Meet The Team: Dr. Karyn Farrar
SOCCER TO PROFESSIONAL GOALS: HOW I BECAME A PHYSICAL THERAPIST
by Karyn Farrar, DPT
As a sophomore at Mount Saint Mary’s University in 2006, I played for their NCAA Division 1 Women’s Soccer Program. At that point in my life, soccer was the focal point. Everything else, including my education and future career, was second to my performance on the field.
Through hard work, I solidified a starting position and found success on the field. After a four goal game the week before, I excitedly stepped on the field for our first conference game. However, I had no idea how the next 90 minutes would drastically affect the rest of my life.
During this game, a plant and twist at low speed resulted in a torn anterior cruciate ligament in my left knee.
I was devastated. This injury turned my world upside down.
Instead of a successful sophomore soccer season full of scoring goals, I faced an invasive knee surgery, a grueling 6-12 month rehab, and a harsh reality that I may never be the same dynamic, speedy soccer player again.
Little did I know that this “tragedy” forged the pathway to my future career. I spent the next month in pre-rehab strengthening my injured leg and preparing for surgery.
After the operation to graft my ACL, I spent the next 8 months in a steady rehab program where the limits of my leg -- and my patience -- were continually tested.
During my long hours at rehab, I realized how transformative the field of physical therapy can be for injured patients. The way my therapist could hone in on my deficits and give me a plan to treat them inspired me. My knee was injured, but it was plastic and malleable. Major improvements could occur, giving me hope of returning to the game I loved so much.
Yet, my newfound intrigue for a career in physical therapy wasn’t totally realized until I returned to the soccer field for the first time after my rehab program ended.
Walking onto the grass for kickoff, I realized that from the moment my physical therapist met me, she had given me hope that I would one day play competitive soccer again. Even when my mind could not look past the stitches, swelling, and weak musculature, she could.
My physical therapist knew I had the potential to return to my previous level of play. She continually set her expectations high and encouraged me to work toward achieving my long term goals. I realized that without her motivation I probably would not have been able to step back on the field with confidence in my mobility and mind.

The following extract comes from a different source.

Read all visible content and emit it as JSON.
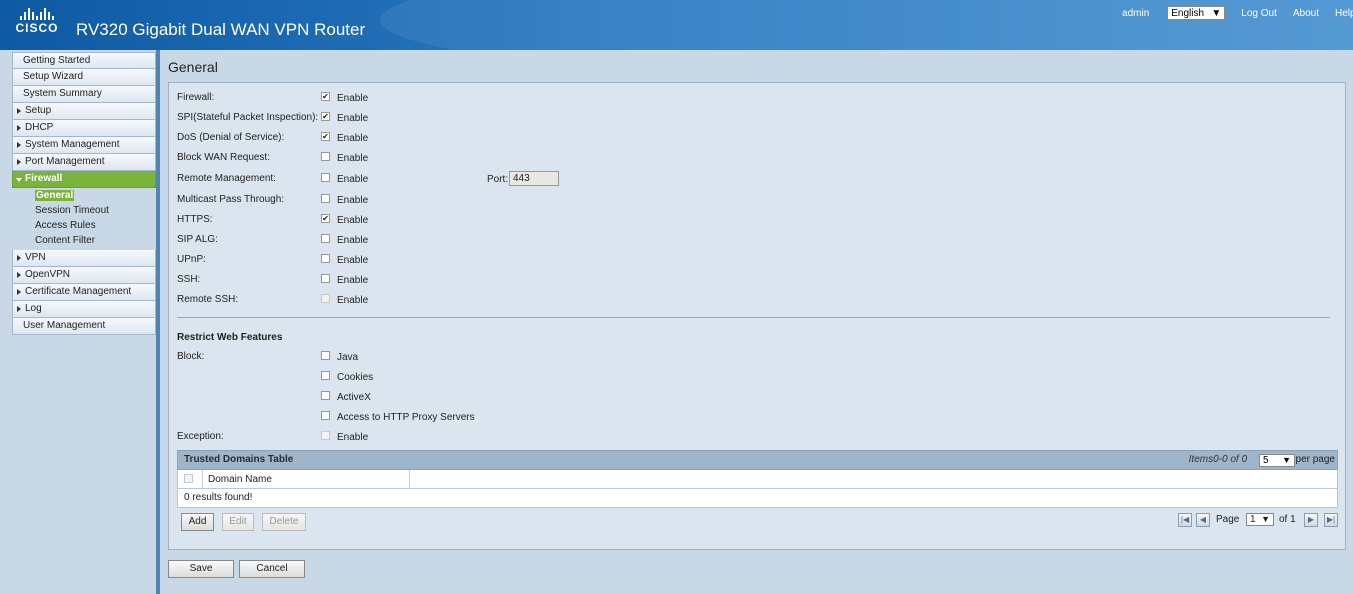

After graduating from Mount Saint Mary’s University with degrees in psychology and biology, I set my sights on entering PT school. Many grueling hours in the lab and a fifth year of undergraduate courses later, he University of Maryland- Baltimore accepted me into the doctorate of physical therapy program.
During my three years at UMB, the depth and impact a physical therapist can make continually resonated with me. My PT program exposed me not only to sports physical therapy, but also the fields of pediatric, acute, chronic, and long term care. In all PT cases, physical therapists have the unique opportunity to encourage and motivate their patients to see past their injury and look toward the future.
Upon finishing my DPT degree, I spent the first three years of my physical therapy career at Johns Hopkins Bayview Medical Center in Baltimore. Hopkins offered me broad opportunities to work in acute care, burn care, and specialty neurological outpatient care.
These patient populations face lifelong challenges and struggles, which are far different from what I had experienced as a student. Yet, as a physical therapist focused on helping patients form a better functional future, I could see room for betterment in their lives. Working together, each patient and I could strategize ways to make tasks easier, make movement less painful, and make life more fulfilling.
My unique background as a patient and as a practitioner instilled in me a strong appreciation for the struggles which patients face in their body, mind, and spirit.
As a physical therapist, my job is to not only positively affect a person’s physical function, but also to assist them in their day-to-day mindset and goal setting. My professional hope is that each patient walks away from our session with a strong and confident outlook about recovery, much the same way my therapist helped me many years ago.